  1. Adsorption method – Hydrogen production: Xebec Adsorption Inc., a global provider of sustainable gas technologies, signed a contract to provide its proprietary pressure swing adsorption technology to support the deployment of Haffner Energy’s HYNOCA® solution. By thermolyzing biomass, HYNOCA®, a novel and cost-effective technology, can decarbonize and produce green carbon-negative hydrogen and renewable gases.
  2. Sorbent Enhanced Steam Reforming – Hydrogen production: A novel hydrogen generator technique developed by GTI Energy uses sorbent enhanced steam reforming (SER) to make hydrogen from natural gas while automatically capturing any CO2 produced in the process. Currently, two active demonstrations of this technology are taking place, one in the UK with assistance from the Department of Business, Energy & Industrial Strategy (BEIS) of the UK government and Cranfield University, and the other in Des Plaines, Illinois, US.
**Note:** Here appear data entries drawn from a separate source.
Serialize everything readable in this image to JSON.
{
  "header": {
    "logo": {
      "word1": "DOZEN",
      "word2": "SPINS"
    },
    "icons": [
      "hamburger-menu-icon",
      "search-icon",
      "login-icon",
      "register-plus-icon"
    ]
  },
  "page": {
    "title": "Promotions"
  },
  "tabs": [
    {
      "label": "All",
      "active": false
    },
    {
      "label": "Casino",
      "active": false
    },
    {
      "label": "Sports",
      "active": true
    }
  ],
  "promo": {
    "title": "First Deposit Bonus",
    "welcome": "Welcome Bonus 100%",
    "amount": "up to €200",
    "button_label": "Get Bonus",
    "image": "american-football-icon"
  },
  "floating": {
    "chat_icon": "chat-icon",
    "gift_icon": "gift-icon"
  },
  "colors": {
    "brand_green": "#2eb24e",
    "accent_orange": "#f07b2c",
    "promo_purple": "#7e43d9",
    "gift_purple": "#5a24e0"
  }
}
Every industry has different requirements and operational methods; thus, the following factors must be evaluated before selecting the most viable CCUS technology.

  1. Retrofitting – As the industries needing this technology are well-established, techniques that can be retrofitted to existing industrial plants have more potential than other independently operating carbon-capture plants.
  2. Cost per unit capture – Establishing the capture method that makes capturing CO2 economically feasible.
  3. Carbon-capture rate – The method must be capable of capturing a significant amount of carbon from emissions.
  4. Purity – Carbon captured by any method must be of a high purity. The greater the impurities, the less efficient the carbon-based fuel that is produced during the utilization of captured carbon.
  5. CO2 concentration – CO2 concentration in flue gases also affects the efficiency of a given method.


Numerous efforts are made to commercialize carbon-capture methods, but obstacles such as economic viability, emission of secondary pollutants, and high energy requirements continue to obstruct the path to net-zero emissions. Therefore, industries, particularly power, cement, and steel, must focus on methods or techniques feasible for their existing plants and reduce their carbon emissions as a high-priority metric, as opposed to directly implementing new technologies that are incompatible with their existing plants.

Stay tuned for the upcoming decarbonization articles in multiple industries such as cement, iron & steel, power generation, gas processing, and oil refineries.